Children’s Songs in Cuba (1960s-1980s)
By Emilio García Montiel (translated by María A. Cabrera Arús)
Not all the songs of the lavish repertoire of children’s music that was broadcasted in Cuba during the 1960s, 1970s and 1980s have an exemplary revolutionary content. Some of them were just funny stories without a moral, or rhythmic orchestrations and memorable choruses and melodies. However, during this period the ballads—mostly of Spanish origin—that had traditionally animated children’s play lost preeminence, even if they continued to be transmitted through oral tradition. This is the case, e.g., of El patio de mi casa; Arroz con leche; A la rueda rueda; Alánimo, alánimo; La pájara pinta; Matandile dile do; Los pollitos dicen…; La señorita (…) entrando en el baile; Los pollos de mi cazuela; ¿Cuánto me das marinero?; Mambrú se fue a la guerra; Estaba el señor Don Gato; or the dreary ¿Dónde vas Alfonso XII?.
In contrast with the imaginary and vocabulary of most of these ballads (where ladies, widows, love, marriages, and household work predominates), and rather in consistency with the new ideological and political context, new songs appeared demanding boys and girls alike (as per their condition of pioneros) the fulfillment of their “revolutionary” duties.

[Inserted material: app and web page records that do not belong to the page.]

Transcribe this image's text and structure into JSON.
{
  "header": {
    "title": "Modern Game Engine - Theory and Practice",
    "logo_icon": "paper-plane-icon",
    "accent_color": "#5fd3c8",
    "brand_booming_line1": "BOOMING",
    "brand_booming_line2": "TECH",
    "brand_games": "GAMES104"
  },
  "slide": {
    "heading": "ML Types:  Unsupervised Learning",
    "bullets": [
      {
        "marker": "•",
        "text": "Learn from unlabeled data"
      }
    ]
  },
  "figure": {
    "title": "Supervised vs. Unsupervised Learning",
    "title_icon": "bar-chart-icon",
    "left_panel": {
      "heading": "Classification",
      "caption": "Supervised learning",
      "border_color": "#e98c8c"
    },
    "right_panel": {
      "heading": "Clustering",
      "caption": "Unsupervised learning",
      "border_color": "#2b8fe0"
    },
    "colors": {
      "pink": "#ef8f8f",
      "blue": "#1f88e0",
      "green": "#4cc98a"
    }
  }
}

In some cases, this was directly expressed in the lyrics, such as in Mi escuelita (“as I am a revolutionary child, I daily care of my little school”) or Niñito cubano (“little Cuban boy / which are your plans for the future? / to create a world / fairer than the world of yesterday”); or in other songs that, in the same line, promoted world peace and solidarity, such as the iconic Barquito de papel (“down with the war! / we are for peace! / children want to / laugh and sing”); Abuela, ¿qué pasaría? (“Grandma, what / if men had no war?”); or Todos los niños del mundo (“that merciless monster / called the imperialist war / has taken too many children / and is threatening us again”). This kind of compositions will be mirrored in the repertoire of protest songs of the Nueva Trova movement.
At the same time, other songs popularized in the period promoted a healthy upbringing and taught respect for social and family values and good habits of study and work (that these are universal concerns does not hinder the fact that they served as propaganda for the regime). It worth mentioning, among these songs, the hits Juan me tiene sin cuidado, La mariposita vuela (teaching obedience and respect for elders), Hormiguita retozona (on doing domestic work), or Bañarse es sabroso (promoting habits of personal hygiene). Materialist philosophy was also reflected in a singular piece, Protesta infantil, in which children protest against the use of traditional legends to intimidate them, disapproving children’s stories due to their fictional character (“the Little Red Riding Hood is just a tale, a mere invention and fake”). Implicit in this children protest is the banning of Santa Claus, replaced with a state raffle in which the day and establishment in which each family would buy children’s toys (once a year, three per child, to be exact) would be determined.
Although the selection of tunes for this exhibition highlights the representation of the new political context in the children’s music of the period—as long as their recordings are available—, it must be said that this music shows high levels of diversity and quality (out of my consideration is how generational variations, or the new administrative policies with regard to music education, production and diffusion, have impacted it). Such a diversity and quality was the result of the coalescence of multiple factors, namely, the combination of diverse creative lineages, the participation of the most important and prolific Cuban composers of the genre (e.g., Africa Domech, Teresita Fernandez, and the duo of Celia Torriente and Enriqueta Almanza), the adaptation of the hits of Mexican composer Francisco Gabilondo Soler and Argentinean composer Maria Elena Walsh, the exquisite interpretations—imitating the voices of children—of actresses Consuelito Vidal and Aurora Basnuevo, and the contemporary adaptation of traditional foreign tunes (among them, the catchy piece, representing the Cuba-USSR friendship, Que siempre brille el sol). Other factors should be also considered when analyzing the children’s music of the period, such as the popularity of tunes from TV series (like those, very popular, from the Soviet cartoon Deja que te coja, the puppet show Toqui, or the series of adventures El capitán Tormenta), and the role that cartoon animations played as a mechanism of dissemination of musical hits (e.g., Marinero quiero ser; Vinagrito; the lullaby La calabacita; or A la escuela hay que llegar puntual). Whatever the reason, these songs were, in general, present (glossed, satirized, or simply mentioned) in the everyday life of Cuban children back in the 1960s, 1970s, and 1980s. Now, they are also part of its reconstruction.